### [ACTIVITY]
The result should be an exact copy of every record, with no pictures kept.

(Dataset rows for apps and sites)

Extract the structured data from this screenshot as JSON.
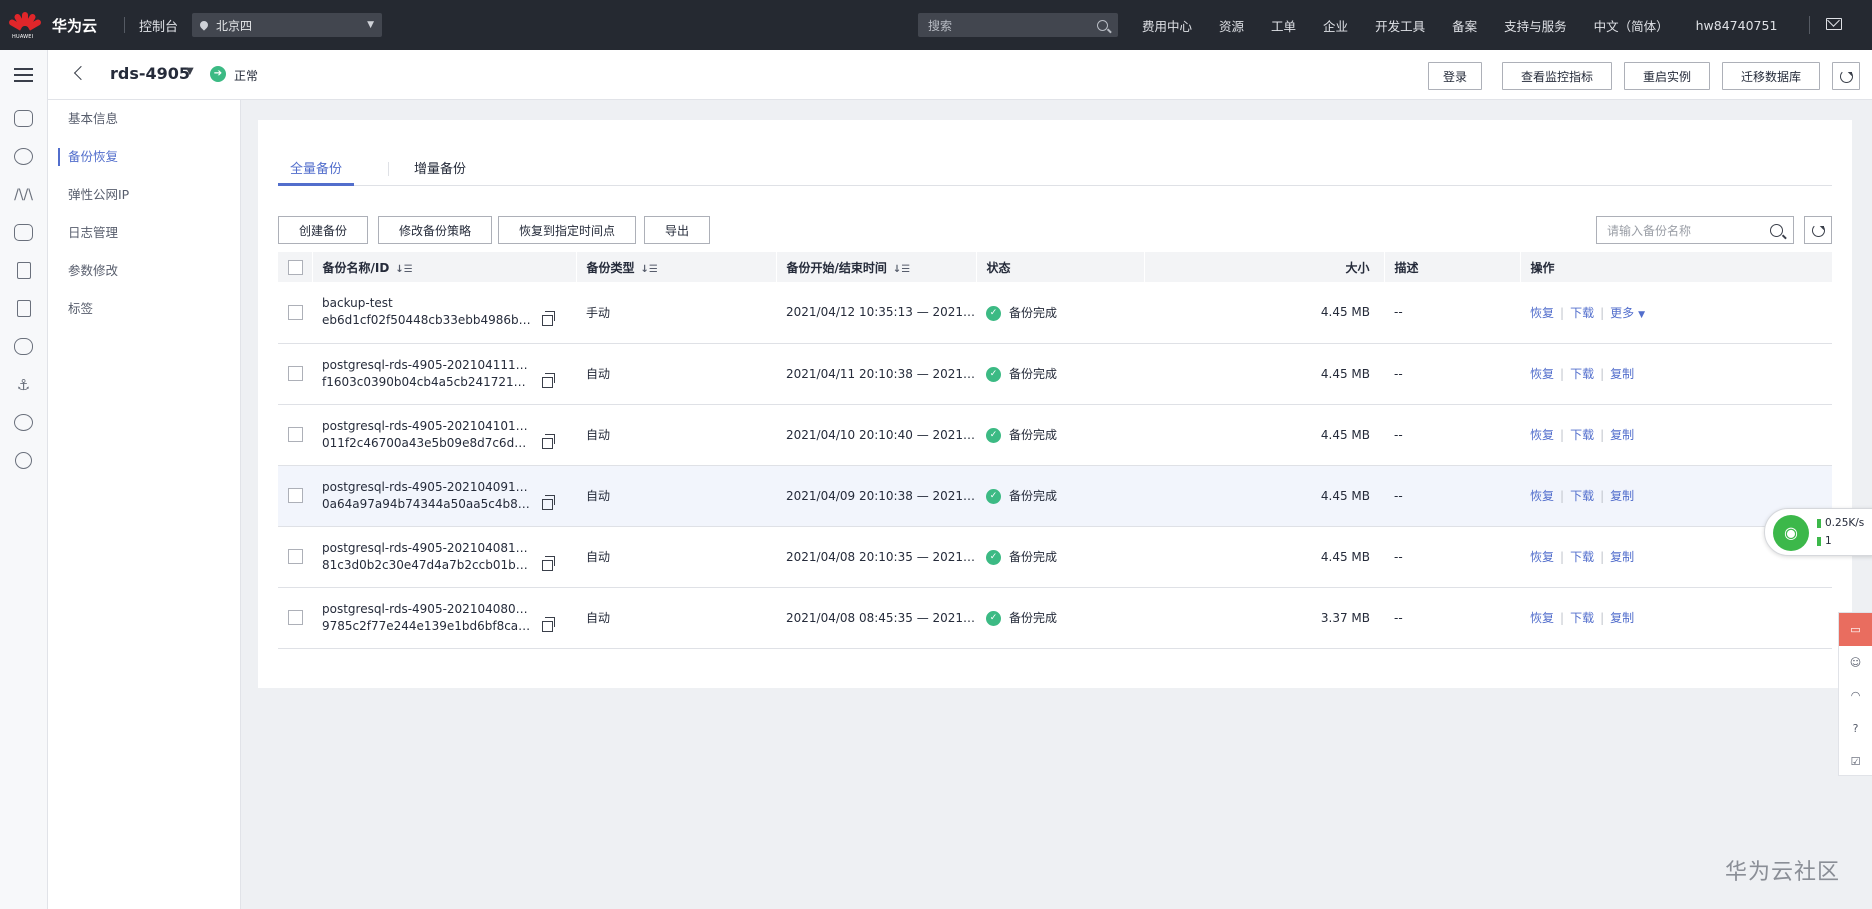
{
  "topbar": {
    "logo_text": "HUAWEI",
    "brand": "华为云",
    "console": "控制台",
    "region": "北京四",
    "search_placeholder": "搜索",
    "nav": [
      "费用中心",
      "资源",
      "工单",
      "企业",
      "开发工具",
      "备案",
      "支持与服务",
      "中文（简体）",
      "hw84740751"
    ]
  },
  "header": {
    "instance_name": "rds-4905",
    "status": "正常",
    "buttons": [
      "登录",
      "查看监控指标",
      "重启实例",
      "迁移数据库"
    ]
  },
  "subnav": {
    "items": [
      "基本信息",
      "备份恢复",
      "弹性公网IP",
      "日志管理",
      "参数修改",
      "标签"
    ],
    "active_index": 1
  },
  "tabs": [
    "全量备份",
    "增量备份"
  ],
  "actions": [
    "创建备份",
    "修改备份策略",
    "恢复到指定时间点",
    "导出"
  ],
  "filter": {
    "placeholder": "请输入备份名称"
  },
  "table": {
    "columns": [
      "备份名称/ID",
      "备份类型",
      "备份开始/结束时间",
      "状态",
      "大小",
      "描述",
      "操作"
    ],
    "rows": [
      {
        "name": "backup-test",
        "id": "eb6d1cf02f50448cb33ebb4986bd0a...",
        "type": "手动",
        "time": "2021/04/12 10:35:13 — 2021/0...",
        "status": "备份完成",
        "size": "4.45 MB",
        "desc": "--",
        "ops": [
          "恢复",
          "下载",
          "更多"
        ]
      },
      {
        "name": "postgresql-rds-4905-202104111210...",
        "id": "f1603c0390b04cb4a5cb2417219cc1...",
        "type": "自动",
        "time": "2021/04/11 20:10:38 — 2021/0...",
        "status": "备份完成",
        "size": "4.45 MB",
        "desc": "--",
        "ops": [
          "恢复",
          "下载",
          "复制"
        ]
      },
      {
        "name": "postgresql-rds-4905-202104101210...",
        "id": "011f2c46700a43e5b09e8d7c6d1f1b...",
        "type": "自动",
        "time": "2021/04/10 20:10:40 — 2021/0...",
        "status": "备份完成",
        "size": "4.45 MB",
        "desc": "--",
        "ops": [
          "恢复",
          "下载",
          "复制"
        ]
      },
      {
        "name": "postgresql-rds-4905-202104091210...",
        "id": "0a64a97a94b74344a50aa5c4b83f2b...",
        "type": "自动",
        "time": "2021/04/09 20:10:38 — 2021/0...",
        "status": "备份完成",
        "size": "4.45 MB",
        "desc": "--",
        "ops": [
          "恢复",
          "下载",
          "复制"
        ]
      },
      {
        "name": "postgresql-rds-4905-202104081210...",
        "id": "81c3d0b2c30e47d4a7b2ccb01b47f7...",
        "type": "自动",
        "time": "2021/04/08 20:10:35 — 2021/0...",
        "status": "备份完成",
        "size": "4.45 MB",
        "desc": "--",
        "ops": [
          "恢复",
          "下载",
          "复制"
        ]
      },
      {
        "name": "postgresql-rds-4905-202104080045...",
        "id": "9785c2f77e244e139e1bd6bf8ca594...",
        "type": "自动",
        "time": "2021/04/08 08:45:35 — 2021/0...",
        "status": "备份完成",
        "size": "3.37 MB",
        "desc": "--",
        "ops": [
          "恢复",
          "下载",
          "复制"
        ]
      }
    ]
  },
  "net_widget": {
    "speed": "0.25K/s",
    "count": "1"
  },
  "watermark": "华为云社区"
}
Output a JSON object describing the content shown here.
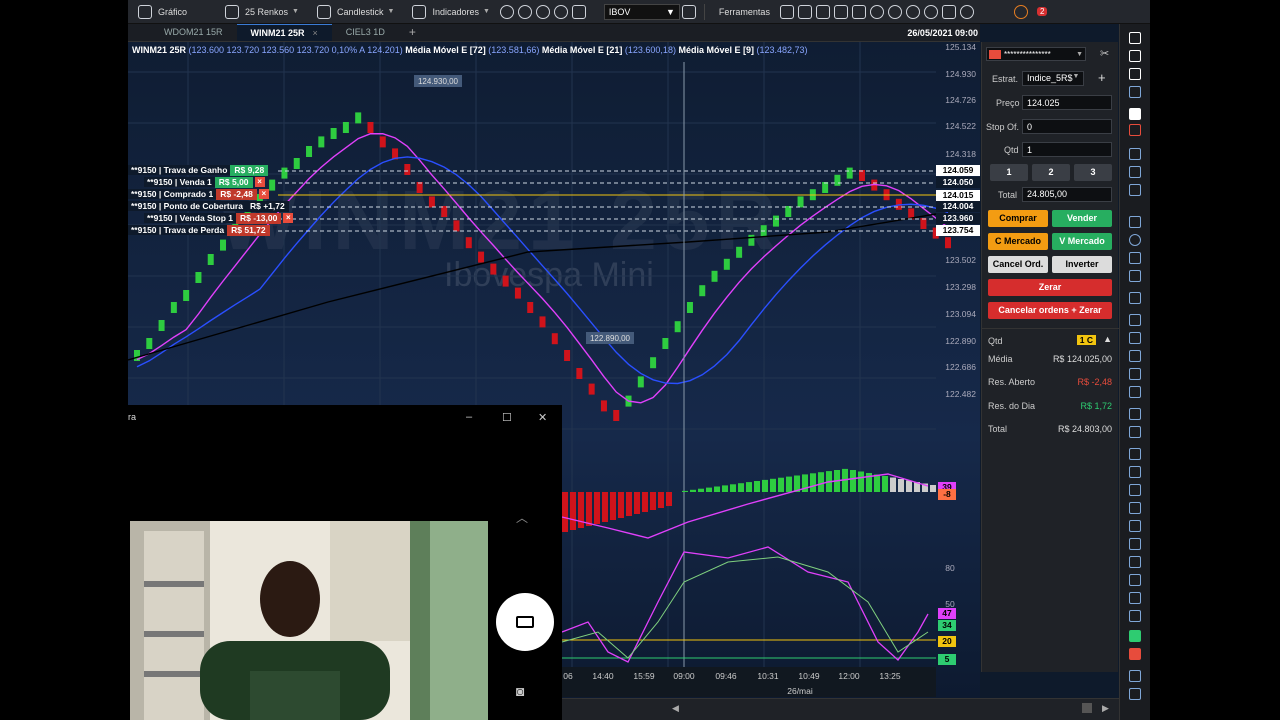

### [RESULT BELOW]
Extract the structured data from this screenshot as JSON.
{
  "topbar": {
    "logo_text": "HUAWEI",
    "brand": "华为云",
    "console": "控制台",
    "region": "北京四",
    "search_placeholder": "搜索",
    "nav": [
      "费用中心",
      "资源",
      "工单",
      "企业",
      "开发工具",
      "备案",
      "支持与服务",
      "中文（简体）",
      "hw84740751"
    ]
  },
  "header": {
    "instance_name": "rds-4905",
    "status": "正常",
    "buttons": [
      "登录",
      "查看监控指标",
      "重启实例",
      "迁移数据库"
    ]
  },
  "subnav": {
    "items": [
      "基本信息",
      "备份恢复",
      "弹性公网IP",
      "日志管理",
      "参数修改",
      "标签"
    ],
    "active_index": 1
  },
  "tabs": [
    "全量备份",
    "增量备份"
  ],
  "actions": [
    "创建备份",
    "修改备份策略",
    "恢复到指定时间点",
    "导出"
  ],
  "filter": {
    "placeholder": "请输入备份名称"
  },
  "table": {
    "columns": [
      "备份名称/ID",
      "备份类型",
      "备份开始/结束时间",
      "状态",
      "大小",
      "描述",
      "操作"
    ],
    "rows": [
      {
        "name": "backup-test",
        "id": "eb6d1cf02f50448cb33ebb4986bd0a...",
        "type": "手动",
        "time": "2021/04/12 10:35:13 — 2021/0...",
        "status": "备份完成",
        "size": "4.45 MB",
        "desc": "--",
        "ops": [
          "恢复",
          "下载",
          "更多"
        ]
      },
      {
        "name": "postgresql-rds-4905-202104111210...",
        "id": "f1603c0390b04cb4a5cb2417219cc1...",
        "type": "自动",
        "time": "2021/04/11 20:10:38 — 2021/0...",
        "status": "备份完成",
        "size": "4.45 MB",
        "desc": "--",
        "ops": [
          "恢复",
          "下载",
          "复制"
        ]
      },
      {
        "name": "postgresql-rds-4905-202104101210...",
        "id": "011f2c46700a43e5b09e8d7c6d1f1b...",
        "type": "自动",
        "time": "2021/04/10 20:10:40 — 2021/0...",
        "status": "备份完成",
        "size": "4.45 MB",
        "desc": "--",
        "ops": [
          "恢复",
          "下载",
          "复制"
        ]
      },
      {
        "name": "postgresql-rds-4905-202104091210...",
        "id": "0a64a97a94b74344a50aa5c4b83f2b...",
        "type": "自动",
        "time": "2021/04/09 20:10:38 — 2021/0...",
        "status": "备份完成",
        "size": "4.45 MB",
        "desc": "--",
        "ops": [
          "恢复",
          "下载",
          "复制"
        ]
      },
      {
        "name": "postgresql-rds-4905-202104081210...",
        "id": "81c3d0b2c30e47d4a7b2ccb01b47f7...",
        "type": "自动",
        "time": "2021/04/08 20:10:35 — 2021/0...",
        "status": "备份完成",
        "size": "4.45 MB",
        "desc": "--",
        "ops": [
          "恢复",
          "下载",
          "复制"
        ]
      },
      {
        "name": "postgresql-rds-4905-202104080045...",
        "id": "9785c2f77e244e139e1bd6bf8ca594...",
        "type": "自动",
        "time": "2021/04/08 08:45:35 — 2021/0...",
        "status": "备份完成",
        "size": "3.37 MB",
        "desc": "--",
        "ops": [
          "恢复",
          "下载",
          "复制"
        ]
      }
    ]
  },
  "net_widget": {
    "speed": "0.25K/s",
    "count": "1"
  },
  "watermark": "华为云社区"
}
Output a JSON object describing the content shown here.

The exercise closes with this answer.